Forcing a woman to endure a pregnancy against her will — a potential life that only she can bring to fulfilment — is not far off slavery. I cannot approve it. Most women have abortions sadly and soberly for very good reason, but it is also not the state’s business even if they have them casually or flippantly — up to a point.
Your statistic of 30-40% doesn’t surprise me. Sex is meant to cause conception, though we have a few primitive mechanisms to try to prevent it.
New technology brings new challenges. It is hard for a decent society to exist in a world in which in one room doctors struggle to save the life of a wanted baby born early and in another room they are disposing of a foetus deliberately destroyed.
I would restrict late abortions under most circumstances. I understand that that might put heavy burdens on some very young and vulnerable women (and girls). It might even be unconstitutional.
With you on the abortion issue (must be around the same age). I actually was going to get one when pregnant with my first child (1978) but opted out.
It’s an extremely difficult and sad decision to make, but it’s none of my business what another woman will be doing with her body. So hard to make younger women understand what those times were like. I was a member of the last high school class where girls were required to wear skirts to school. Doesn’t that seem so antiquated now?
I am always astonished at the sheer hypocrisy of a gray haired man ranting in congress about the evil of abortion. What’s needed is a lot more women in legislatures, or a way to make men pregnant.
Amen, sistah. I am totally with you… Yeah, Ann! Let the guys be pregnant! We’d get everyone to stop flapping their mouths about it once & for all!

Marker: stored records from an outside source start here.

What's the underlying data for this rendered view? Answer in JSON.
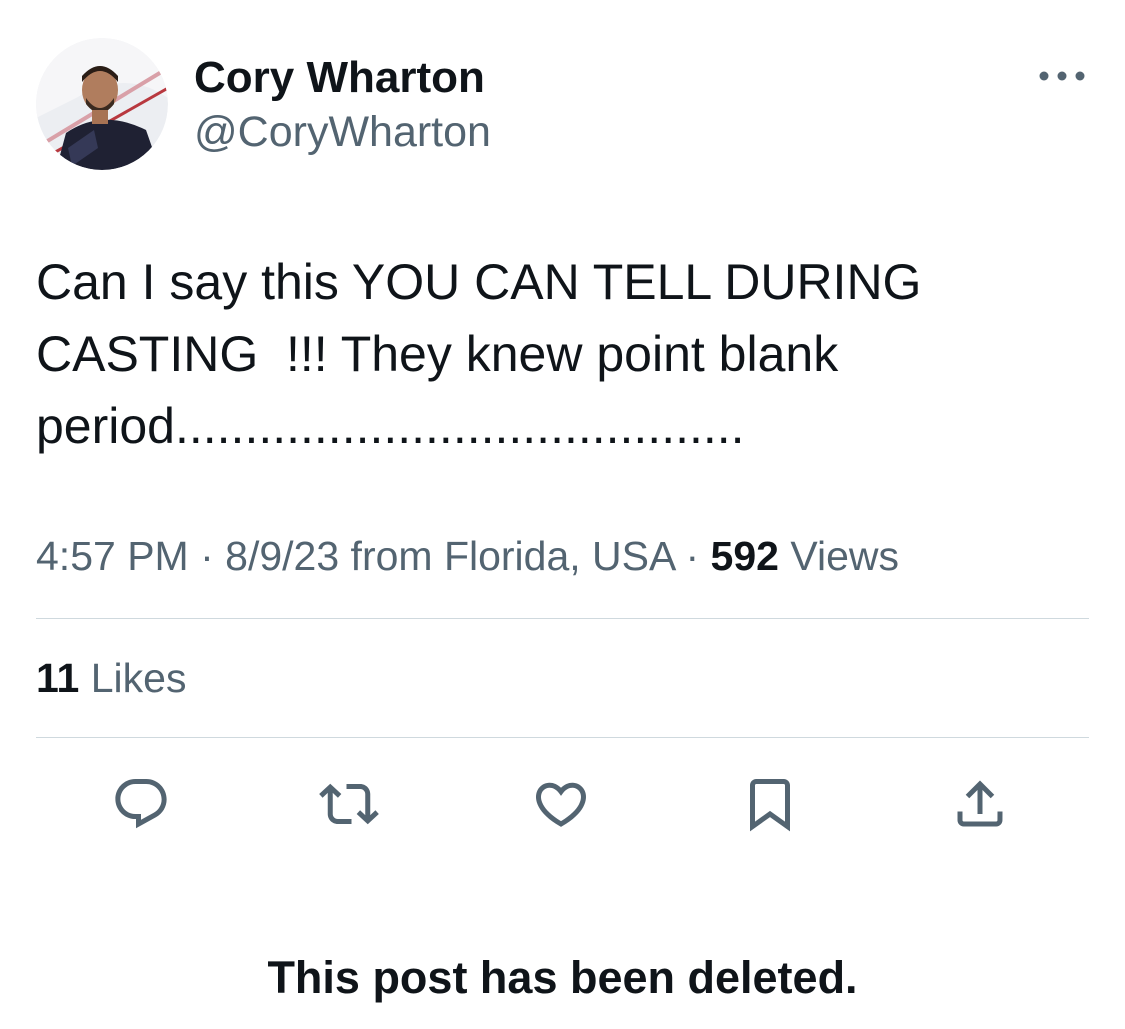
{
  "author": {
    "display_name": "Cory Wharton",
    "handle": "@CoryWharton"
  },
  "tweet": {
    "text": "Can I say this YOU CAN TELL DURING\nCASTING  !!! They knew point blank\nperiod.........................................",
    "time": "4:57 PM",
    "date": "8/9/23",
    "location": "from Florida, USA",
    "separator": " · ",
    "views_count": "592",
    "views_label": "Views",
    "likes_count": "11",
    "likes_label": "Likes"
  },
  "actions": {
    "reply_icon": "reply-icon",
    "retweet_icon": "retweet-icon",
    "like_icon": "heart-icon",
    "bookmark_icon": "bookmark-icon",
    "share_icon": "share-icon"
  },
  "notice": {
    "deleted": "This post has been deleted."
  },
  "colors": {
    "primary_text": "#0f1419",
    "secondary_text": "#536471",
    "divider": "#cfd9de",
    "icon": "#536471"
  }
}
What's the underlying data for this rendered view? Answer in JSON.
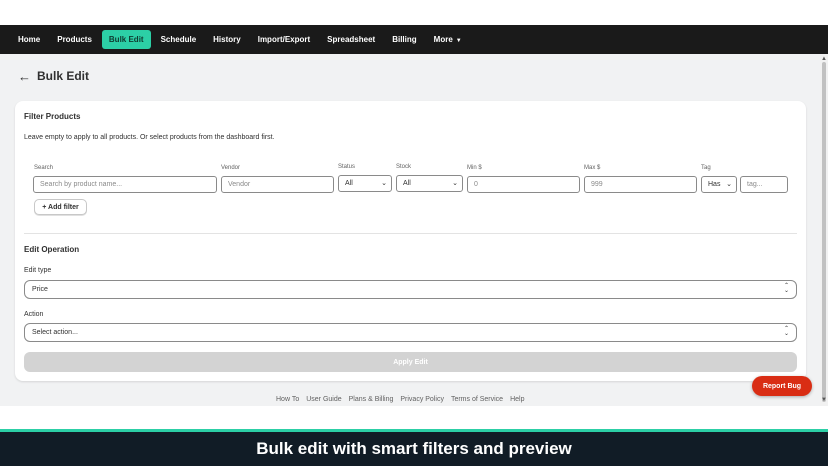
{
  "nav": {
    "items": [
      {
        "label": "Home"
      },
      {
        "label": "Products"
      },
      {
        "label": "Bulk Edit"
      },
      {
        "label": "Schedule"
      },
      {
        "label": "History"
      },
      {
        "label": "Import/Export"
      },
      {
        "label": "Spreadsheet"
      },
      {
        "label": "Billing"
      },
      {
        "label": "More"
      }
    ],
    "active": "Bulk Edit",
    "accent_color": "#2ccfa6"
  },
  "page": {
    "title": "Bulk Edit"
  },
  "filter": {
    "title": "Filter Products",
    "help": "Leave empty to apply to all products. Or select products from the dashboard first.",
    "search": {
      "label": "Search",
      "placeholder": "Search by product name..."
    },
    "vendor": {
      "label": "Vendor",
      "placeholder": "Vendor"
    },
    "status": {
      "label": "Status",
      "value": "All"
    },
    "stock": {
      "label": "Stock",
      "value": "All"
    },
    "min": {
      "label": "Min $",
      "placeholder": "0"
    },
    "max": {
      "label": "Max $",
      "placeholder": "999"
    },
    "tag": {
      "label": "Tag",
      "mode": "Has",
      "placeholder": "tag..."
    },
    "add_filter": "+ Add filter"
  },
  "edit": {
    "title": "Edit Operation",
    "type_label": "Edit type",
    "type_value": "Price",
    "action_label": "Action",
    "action_value": "Select action...",
    "apply": "Apply Edit"
  },
  "footer": {
    "links": [
      "How To",
      "User Guide",
      "Plans & Billing",
      "Privacy Policy",
      "Terms of Service",
      "Help"
    ]
  },
  "report_bug": "Report Bug",
  "caption": "Bulk edit with smart filters and preview"
}
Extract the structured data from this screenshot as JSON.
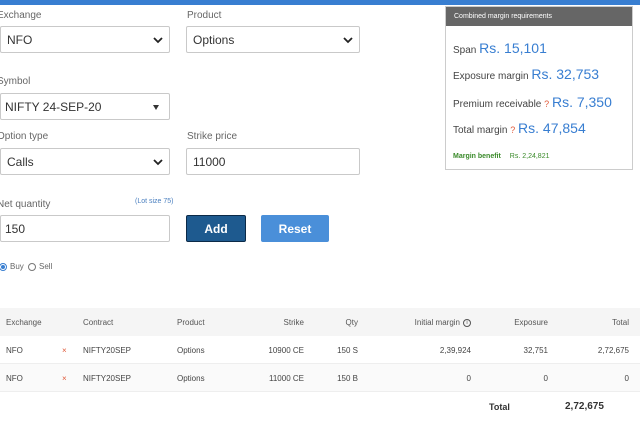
{
  "form": {
    "exchange": {
      "label": "Exchange",
      "value": "NFO"
    },
    "product": {
      "label": "Product",
      "value": "Options"
    },
    "symbol": {
      "label": "Symbol",
      "value": "NIFTY 24-SEP-20"
    },
    "option_type": {
      "label": "Option type",
      "value": "Calls"
    },
    "strike_price": {
      "label": "Strike price",
      "value": "11000"
    },
    "net_quantity": {
      "label": "Net quantity",
      "value": "150",
      "lot_size": "(Lot size 75)"
    },
    "add_label": "Add",
    "reset_label": "Reset",
    "buy_label": "Buy",
    "sell_label": "Sell",
    "side_selected": "Buy"
  },
  "margins": {
    "title": "Combined margin requirements",
    "span": {
      "label": "Span",
      "value": "Rs. 15,101"
    },
    "exposure": {
      "label": "Exposure margin",
      "value": "Rs. 32,753"
    },
    "premium": {
      "label": "Premium receivable",
      "q": "?",
      "value": "Rs. 7,350"
    },
    "total": {
      "label": "Total margin",
      "q": "?",
      "value": "Rs. 47,854"
    },
    "benefit": {
      "label": "Margin benefit",
      "value": "Rs. 2,24,821"
    }
  },
  "table": {
    "headers": {
      "exchange": "Exchange",
      "contract": "Contract",
      "product": "Product",
      "strike": "Strike",
      "qty": "Qty",
      "initial_margin": "Initial margin",
      "exposure": "Exposure",
      "total": "Total"
    },
    "info_icon": "i",
    "rows": [
      {
        "exchange": "NFO",
        "remove": "×",
        "contract": "NIFTY20SEP",
        "product": "Options",
        "strike": "10900 CE",
        "qty": "150 S",
        "initial_margin": "2,39,924",
        "exposure": "32,751",
        "total": "2,72,675"
      },
      {
        "exchange": "NFO",
        "remove": "×",
        "contract": "NIFTY20SEP",
        "product": "Options",
        "strike": "11000 CE",
        "qty": "150 B",
        "initial_margin": "0",
        "exposure": "0",
        "total": "0"
      }
    ],
    "footer": {
      "label": "Total",
      "value": "2,72,675"
    }
  },
  "colors": {
    "accent": "#387ed1",
    "add_button": "#1e5a8f",
    "reset_button": "#4a8fd9",
    "remove": "#e05a3a",
    "benefit": "#3a8a2a"
  }
}
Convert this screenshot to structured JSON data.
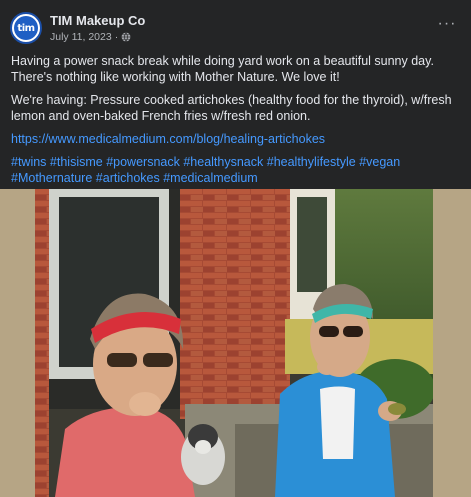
{
  "post": {
    "page_name": "TIM Makeup Co",
    "avatar_text": "tim",
    "date": "July 11, 2023",
    "separator": "·",
    "privacy_icon": "globe-icon",
    "more_label": "···",
    "paragraphs": [
      "Having a power snack break while doing yard work on a beautiful sunny day. There's nothing like working with Mother Nature. We love it!",
      "We're having: Pressure cooked artichokes (healthy food for the thyroid), w/fresh lemon and oven-baked French fries w/fresh red onion."
    ],
    "link": "https://www.medicalmedium.com/blog/healing-artichokes",
    "hashtags": [
      "#twins",
      "#thisisme",
      "#powersnack",
      "#healthysnack",
      "#healthylifestyle",
      "#vegan",
      "#Mothernature",
      "#artichokes",
      "#medicalmedium"
    ]
  },
  "colors": {
    "background": "#242526",
    "text": "#e4e6eb",
    "muted": "#b0b3b8",
    "link": "#4599ff",
    "photo_border": "#b6a585"
  }
}
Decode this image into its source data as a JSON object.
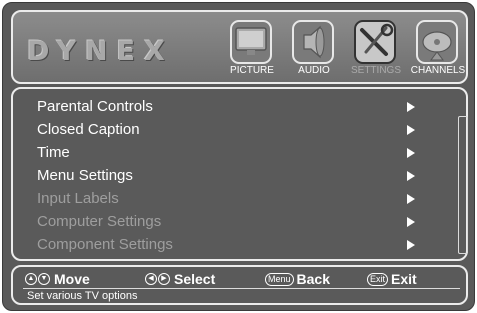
{
  "brand": {
    "logo_text": "DYNEX"
  },
  "tabs": [
    {
      "label": "PICTURE",
      "icon": "tv-icon",
      "active": false
    },
    {
      "label": "AUDIO",
      "icon": "speaker-icon",
      "active": false
    },
    {
      "label": "SETTINGS",
      "icon": "tools-icon",
      "active": true
    },
    {
      "label": "CHANNELS",
      "icon": "satellite-dish-icon",
      "active": false
    }
  ],
  "menu": {
    "items": [
      {
        "label": "Parental Controls",
        "enabled": true
      },
      {
        "label": "Closed Caption",
        "enabled": true
      },
      {
        "label": "Time",
        "enabled": true
      },
      {
        "label": "Menu Settings",
        "enabled": true
      },
      {
        "label": "Input Labels",
        "enabled": false
      },
      {
        "label": "Computer Settings",
        "enabled": false
      },
      {
        "label": "Component Settings",
        "enabled": false
      }
    ]
  },
  "footer": {
    "hints": [
      {
        "key": "up-down-icon",
        "key_text": "",
        "label": "Move"
      },
      {
        "key": "left-right-icon",
        "key_text": "",
        "label": "Select"
      },
      {
        "key": "menu-key-icon",
        "key_text": "Menu",
        "label": "Back"
      },
      {
        "key": "exit-key-icon",
        "key_text": "Exit",
        "label": "Exit"
      }
    ],
    "status": "Set various TV options"
  }
}
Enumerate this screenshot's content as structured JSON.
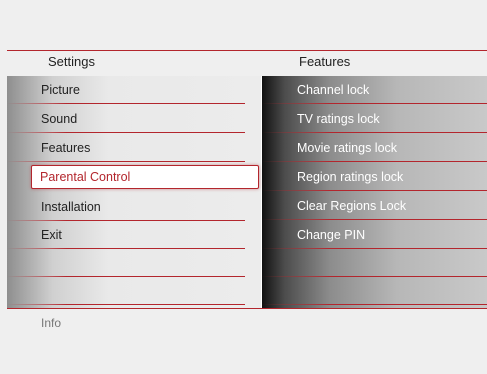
{
  "header": {
    "left_title": "Settings",
    "right_title": "Features"
  },
  "settings_menu": {
    "items": [
      {
        "label": "Picture"
      },
      {
        "label": "Sound"
      },
      {
        "label": "Features"
      },
      {
        "label": "Parental Control",
        "selected": true
      },
      {
        "label": "Installation"
      },
      {
        "label": "Exit"
      }
    ]
  },
  "features_menu": {
    "items": [
      {
        "label": "Channel lock"
      },
      {
        "label": "TV ratings lock"
      },
      {
        "label": "Movie ratings lock"
      },
      {
        "label": "Region ratings lock"
      },
      {
        "label": "Clear Regions Lock"
      },
      {
        "label": "Change PIN"
      }
    ]
  },
  "info": {
    "label": "Info"
  },
  "colors": {
    "accent": "#b3262d",
    "background": "#efefef"
  }
}
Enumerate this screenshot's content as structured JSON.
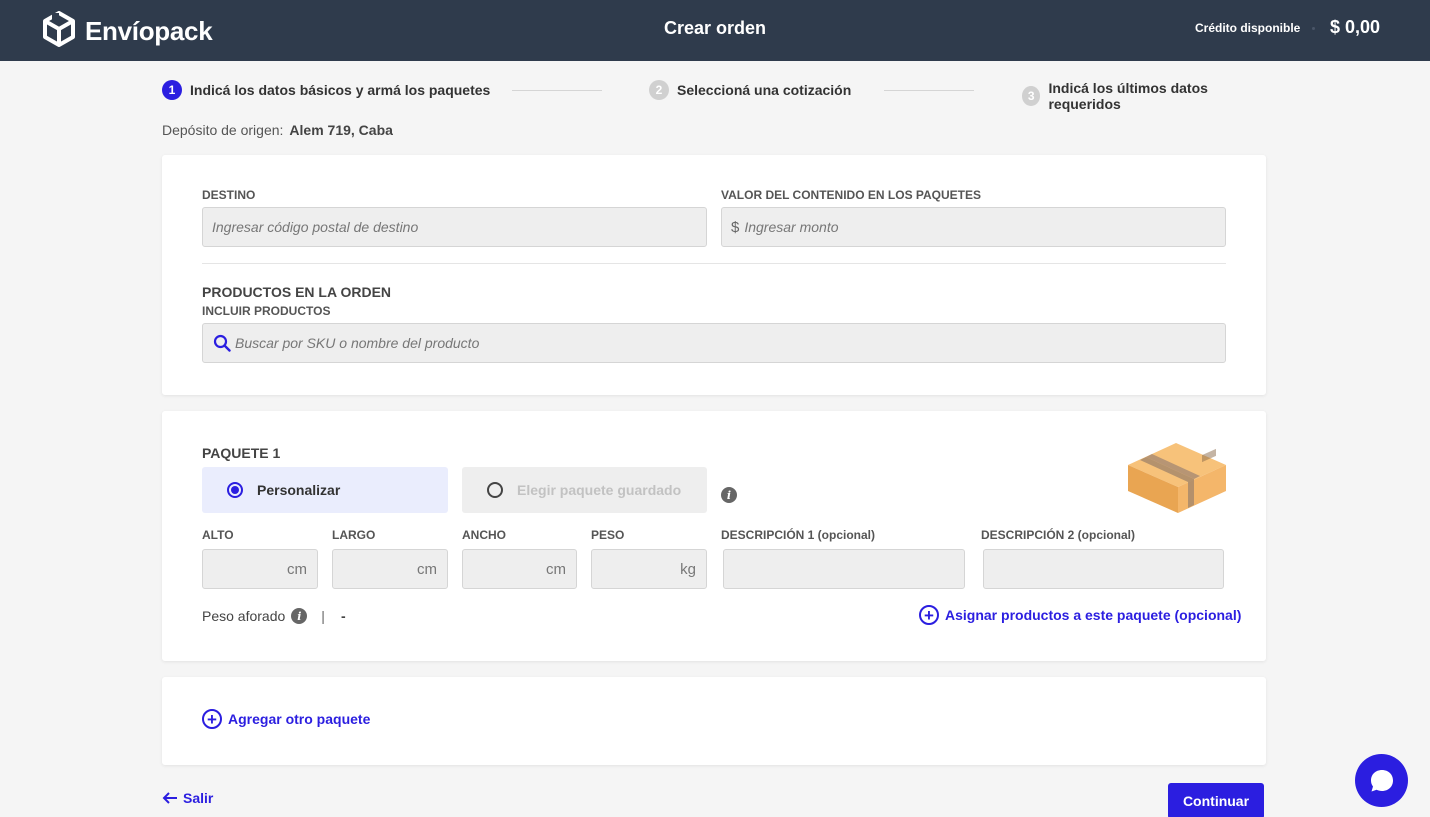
{
  "header": {
    "logo_text": "Envíopack",
    "title": "Crear orden",
    "credit_label": "Crédito disponible",
    "credit_value": "$ 0,00"
  },
  "steps": [
    {
      "num": "1",
      "label": "Indicá los datos básicos y armá los paquetes",
      "active": true
    },
    {
      "num": "2",
      "label": "Seleccioná una cotización",
      "active": false
    },
    {
      "num": "3",
      "label": "Indicá los últimos datos requeridos",
      "active": false
    }
  ],
  "origin": {
    "label": "Depósito de origen:",
    "value": "Alem 719, Caba"
  },
  "destination": {
    "label": "DESTINO",
    "placeholder": "Ingresar código postal de destino"
  },
  "content_value": {
    "label": "VALOR DEL CONTENIDO EN LOS PAQUETES",
    "prefix": "$",
    "placeholder": "Ingresar monto"
  },
  "products": {
    "title": "PRODUCTOS EN LA ORDEN",
    "label": "INCLUIR PRODUCTOS",
    "placeholder": "Buscar por SKU o nombre del producto"
  },
  "package": {
    "title": "PAQUETE 1",
    "option_custom": "Personalizar",
    "option_saved": "Elegir paquete guardado",
    "fields": {
      "alto": {
        "label": "ALTO",
        "unit": "cm"
      },
      "largo": {
        "label": "LARGO",
        "unit": "cm"
      },
      "ancho": {
        "label": "ANCHO",
        "unit": "cm"
      },
      "peso": {
        "label": "PESO",
        "unit": "kg"
      },
      "desc1": {
        "label": "DESCRIPCIÓN 1 (opcional)"
      },
      "desc2": {
        "label": "DESCRIPCIÓN 2 (opcional)"
      }
    },
    "volumetric_label": "Peso aforado",
    "volumetric_sep": "|",
    "volumetric_value": "-",
    "assign_link": "Asignar productos a este paquete (opcional)"
  },
  "add_package": "Agregar otro paquete",
  "footer": {
    "exit": "Salir",
    "continue": "Continuar"
  },
  "colors": {
    "accent": "#2b1ee0",
    "topbar": "#2f3b4c"
  }
}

This was a timely post for me. I am putting the finishing touches on an article I am writing about an art gallery that is being installed in the ground floor of the new Planned Parenthood facility in Sarasota. The building is in a neighborhood that mandates retail space at the ground floor, so PP agreed to design the facility with a ground floor store. After extensive discussions with the neighborhood association, PP donated the space to Ringling College of Art and Design so that their students and alumni would have a place to display and sell their artwork. When the pro-life organizations found out about the use, they instantly mounted opposition, using innuendo and misstatement of facts to make their case against the gallery and, by association, Planned Parenthood. In an interview, the head of a national opposition group told me that they had proof that PP’s sex education efforts are designed to encourage teens to become sexually active so they can sell their “sex related” products (birth control pills and condoms??). Although the gentleman in question promised to send me his “proof” I never received it. Like you, I am sick to death of the whole issue. It’s the law of the land – just get over it. If you don’t want an abortion, don’t have one. But don’t try to tell me what I can do with my body.